Interface dataset entries:
<<<<
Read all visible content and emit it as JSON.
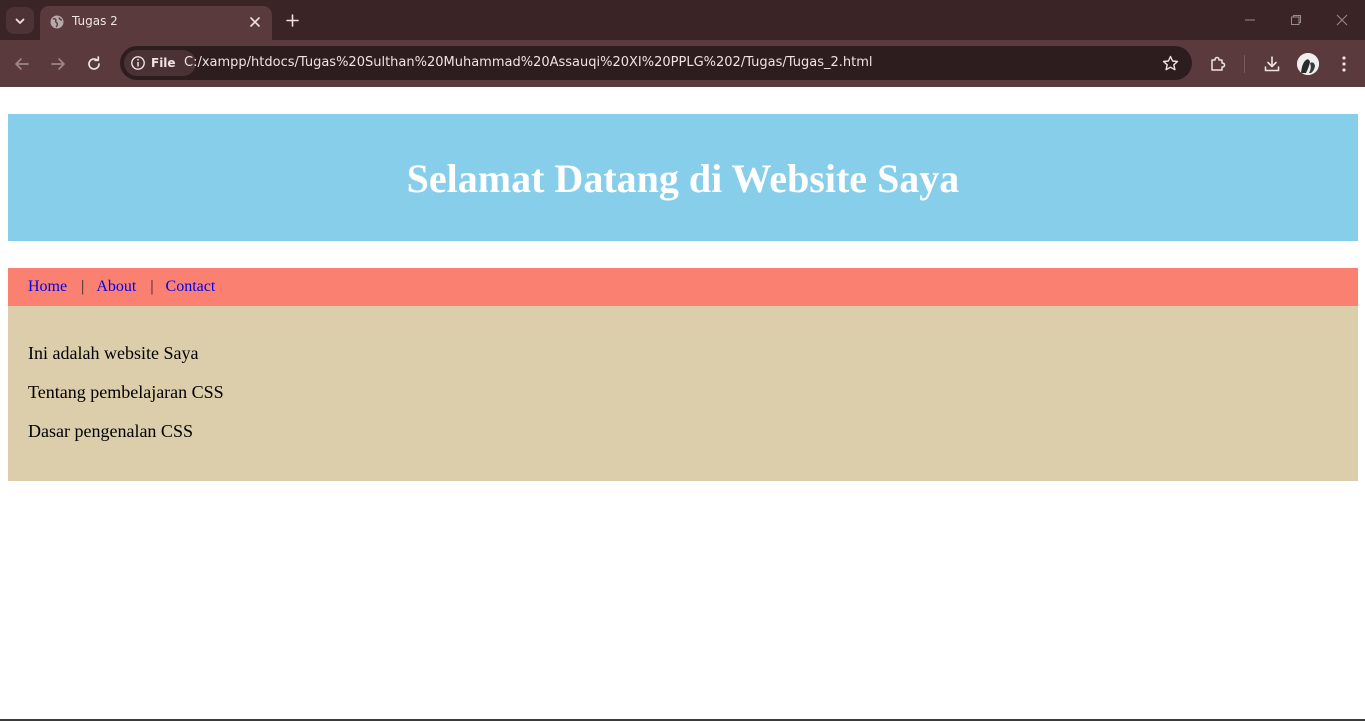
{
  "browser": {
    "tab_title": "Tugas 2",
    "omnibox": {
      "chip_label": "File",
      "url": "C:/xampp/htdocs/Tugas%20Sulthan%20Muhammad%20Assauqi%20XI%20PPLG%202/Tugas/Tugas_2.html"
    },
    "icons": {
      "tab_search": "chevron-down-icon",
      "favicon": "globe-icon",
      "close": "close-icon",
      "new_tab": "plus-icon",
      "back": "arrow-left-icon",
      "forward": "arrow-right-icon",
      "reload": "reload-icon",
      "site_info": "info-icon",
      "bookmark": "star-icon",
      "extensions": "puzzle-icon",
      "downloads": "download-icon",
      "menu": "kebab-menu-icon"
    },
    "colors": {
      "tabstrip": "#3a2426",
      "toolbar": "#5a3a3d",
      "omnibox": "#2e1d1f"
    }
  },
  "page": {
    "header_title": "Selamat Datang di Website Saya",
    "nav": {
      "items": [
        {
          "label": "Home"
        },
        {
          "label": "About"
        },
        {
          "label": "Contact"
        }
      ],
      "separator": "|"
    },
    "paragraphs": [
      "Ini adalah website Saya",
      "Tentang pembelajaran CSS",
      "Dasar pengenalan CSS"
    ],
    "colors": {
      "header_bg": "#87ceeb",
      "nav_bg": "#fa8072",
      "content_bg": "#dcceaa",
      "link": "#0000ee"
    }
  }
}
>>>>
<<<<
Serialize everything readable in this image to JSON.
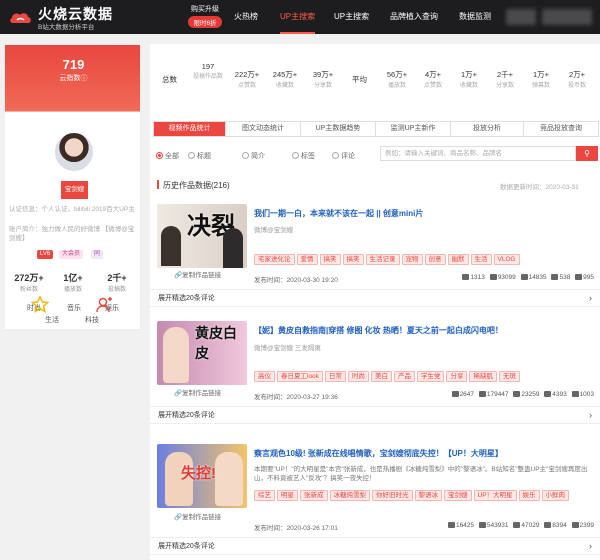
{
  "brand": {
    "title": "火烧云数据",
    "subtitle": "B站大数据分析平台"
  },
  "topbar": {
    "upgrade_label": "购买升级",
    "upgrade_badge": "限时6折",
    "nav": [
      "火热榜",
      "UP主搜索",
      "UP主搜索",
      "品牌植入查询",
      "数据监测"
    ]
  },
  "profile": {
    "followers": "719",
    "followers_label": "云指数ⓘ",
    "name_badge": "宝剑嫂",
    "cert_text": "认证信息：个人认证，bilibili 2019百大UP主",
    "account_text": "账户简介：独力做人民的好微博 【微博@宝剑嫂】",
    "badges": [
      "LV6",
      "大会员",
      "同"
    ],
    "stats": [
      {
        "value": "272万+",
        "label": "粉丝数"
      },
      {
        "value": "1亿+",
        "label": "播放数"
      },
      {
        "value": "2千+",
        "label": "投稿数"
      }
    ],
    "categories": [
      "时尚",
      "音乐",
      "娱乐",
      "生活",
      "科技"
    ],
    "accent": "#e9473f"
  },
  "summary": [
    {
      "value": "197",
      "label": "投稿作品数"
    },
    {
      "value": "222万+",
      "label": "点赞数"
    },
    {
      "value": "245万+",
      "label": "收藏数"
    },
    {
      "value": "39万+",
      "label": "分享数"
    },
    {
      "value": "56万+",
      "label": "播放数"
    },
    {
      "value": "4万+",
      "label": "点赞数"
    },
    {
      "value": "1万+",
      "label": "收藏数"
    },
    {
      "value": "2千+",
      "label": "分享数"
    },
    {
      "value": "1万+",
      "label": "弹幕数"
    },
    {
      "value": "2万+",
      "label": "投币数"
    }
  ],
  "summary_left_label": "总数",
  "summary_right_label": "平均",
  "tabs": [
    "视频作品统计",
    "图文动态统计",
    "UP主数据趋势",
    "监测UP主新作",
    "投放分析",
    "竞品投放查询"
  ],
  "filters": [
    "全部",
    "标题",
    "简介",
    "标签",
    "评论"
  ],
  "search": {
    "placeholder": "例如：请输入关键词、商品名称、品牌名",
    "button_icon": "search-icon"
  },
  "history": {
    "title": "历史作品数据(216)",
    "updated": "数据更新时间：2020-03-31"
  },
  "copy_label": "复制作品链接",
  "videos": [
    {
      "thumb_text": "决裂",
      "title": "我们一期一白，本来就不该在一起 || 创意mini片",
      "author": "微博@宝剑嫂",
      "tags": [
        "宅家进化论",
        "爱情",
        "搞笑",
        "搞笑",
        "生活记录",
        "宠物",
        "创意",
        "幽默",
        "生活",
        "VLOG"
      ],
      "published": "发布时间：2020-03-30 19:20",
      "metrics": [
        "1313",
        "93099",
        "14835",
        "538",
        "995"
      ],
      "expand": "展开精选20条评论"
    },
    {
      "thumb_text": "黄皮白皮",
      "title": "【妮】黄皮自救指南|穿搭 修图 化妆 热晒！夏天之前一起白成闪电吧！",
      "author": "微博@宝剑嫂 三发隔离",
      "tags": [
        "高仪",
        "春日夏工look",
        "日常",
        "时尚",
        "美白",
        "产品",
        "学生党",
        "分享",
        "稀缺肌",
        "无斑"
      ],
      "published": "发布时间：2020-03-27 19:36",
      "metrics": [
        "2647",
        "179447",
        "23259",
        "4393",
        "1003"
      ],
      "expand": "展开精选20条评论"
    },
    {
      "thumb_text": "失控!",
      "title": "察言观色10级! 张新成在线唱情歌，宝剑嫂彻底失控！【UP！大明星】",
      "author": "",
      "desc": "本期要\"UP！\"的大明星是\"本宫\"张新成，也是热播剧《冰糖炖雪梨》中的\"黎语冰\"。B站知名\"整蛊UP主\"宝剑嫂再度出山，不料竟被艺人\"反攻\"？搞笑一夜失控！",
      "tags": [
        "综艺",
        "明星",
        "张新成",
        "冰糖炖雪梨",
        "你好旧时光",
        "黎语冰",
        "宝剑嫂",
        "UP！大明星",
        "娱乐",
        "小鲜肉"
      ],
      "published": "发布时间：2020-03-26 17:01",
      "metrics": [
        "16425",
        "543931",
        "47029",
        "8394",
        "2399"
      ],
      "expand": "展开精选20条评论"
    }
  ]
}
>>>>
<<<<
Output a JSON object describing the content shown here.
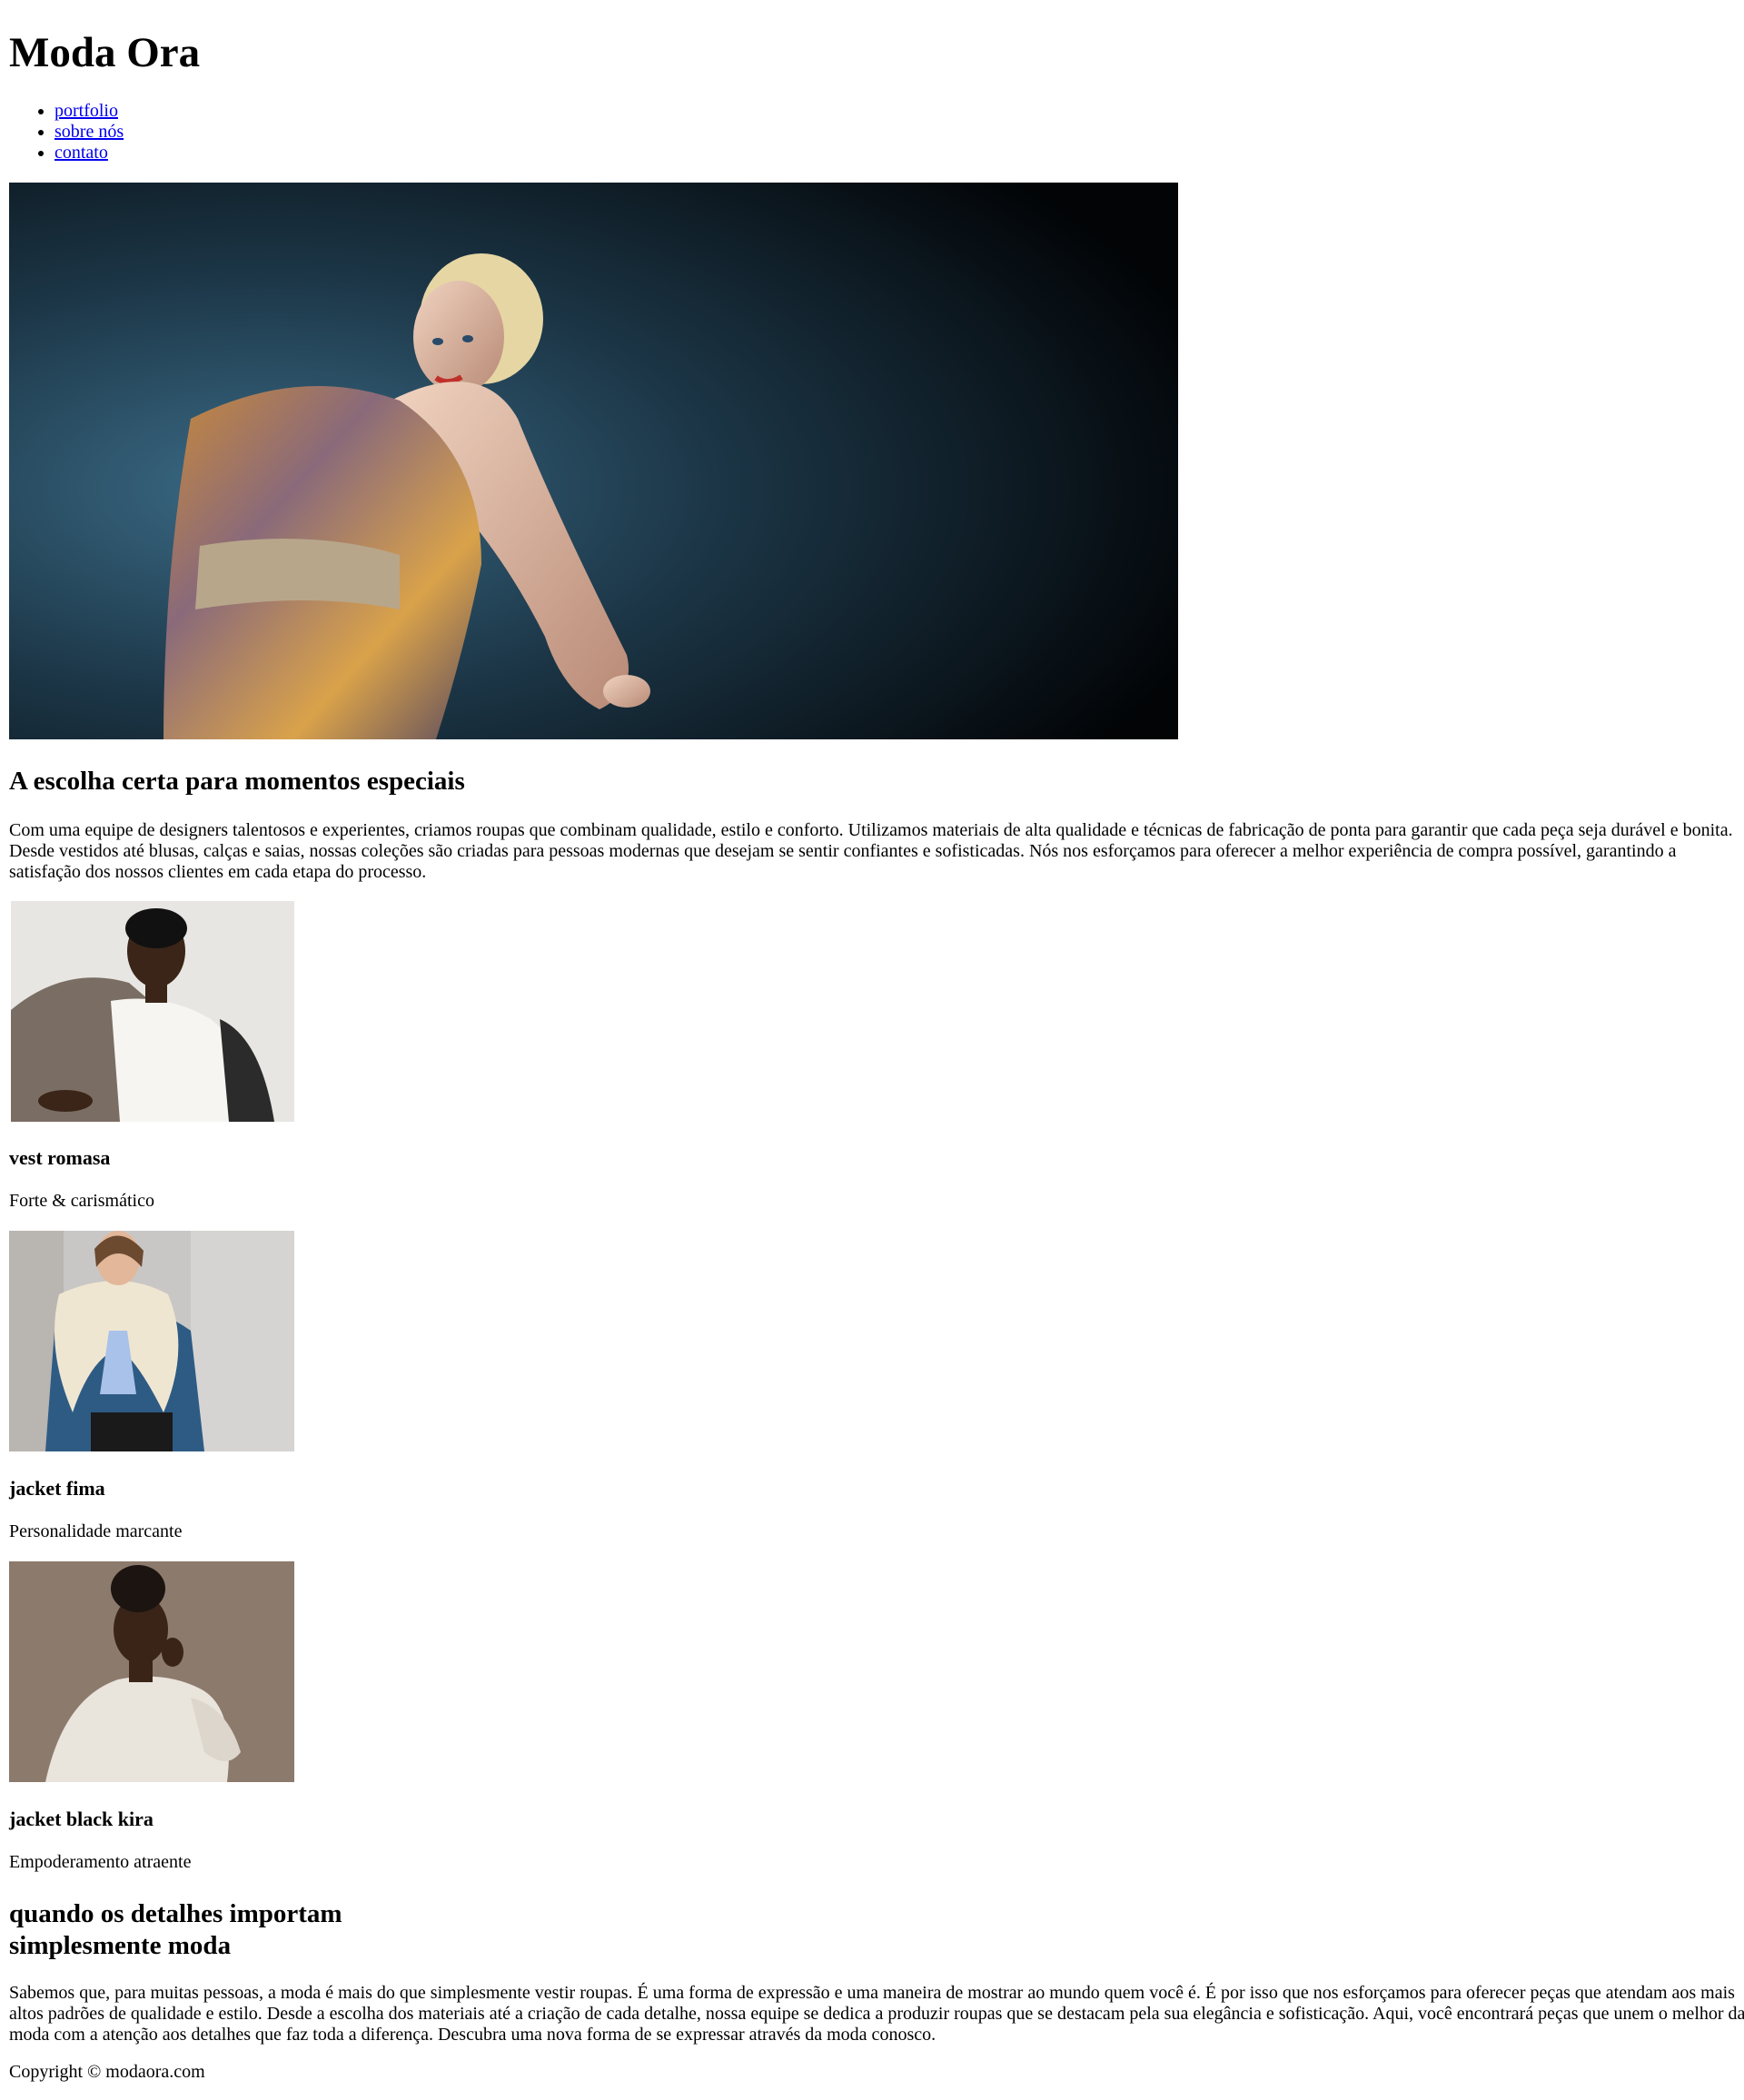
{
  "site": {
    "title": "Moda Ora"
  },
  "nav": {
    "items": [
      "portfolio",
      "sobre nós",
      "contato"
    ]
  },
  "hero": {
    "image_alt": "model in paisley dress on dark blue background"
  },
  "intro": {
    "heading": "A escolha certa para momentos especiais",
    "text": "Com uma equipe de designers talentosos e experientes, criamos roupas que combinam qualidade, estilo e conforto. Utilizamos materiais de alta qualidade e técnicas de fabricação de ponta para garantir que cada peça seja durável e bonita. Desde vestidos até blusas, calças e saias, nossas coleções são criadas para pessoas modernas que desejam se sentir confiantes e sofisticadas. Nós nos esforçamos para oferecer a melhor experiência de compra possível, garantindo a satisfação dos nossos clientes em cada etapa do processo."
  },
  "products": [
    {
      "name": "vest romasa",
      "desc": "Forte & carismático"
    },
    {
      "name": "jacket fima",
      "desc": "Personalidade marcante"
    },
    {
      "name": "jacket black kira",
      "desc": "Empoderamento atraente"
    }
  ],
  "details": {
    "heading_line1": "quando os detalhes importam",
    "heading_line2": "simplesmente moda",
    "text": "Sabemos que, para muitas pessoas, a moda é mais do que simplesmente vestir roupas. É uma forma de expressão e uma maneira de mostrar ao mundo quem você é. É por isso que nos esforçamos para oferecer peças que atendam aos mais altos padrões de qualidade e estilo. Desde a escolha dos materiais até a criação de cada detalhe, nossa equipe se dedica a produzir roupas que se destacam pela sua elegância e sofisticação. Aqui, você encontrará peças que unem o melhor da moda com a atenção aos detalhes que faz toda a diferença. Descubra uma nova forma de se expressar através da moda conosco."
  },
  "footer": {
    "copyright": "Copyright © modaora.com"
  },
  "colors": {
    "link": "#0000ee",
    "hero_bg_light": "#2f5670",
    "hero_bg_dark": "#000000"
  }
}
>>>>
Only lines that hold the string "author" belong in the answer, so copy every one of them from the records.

      "author": "微博@宝剑嫂",
      "author": "微博@宝剑嫂 三发隔离",
      "author": "",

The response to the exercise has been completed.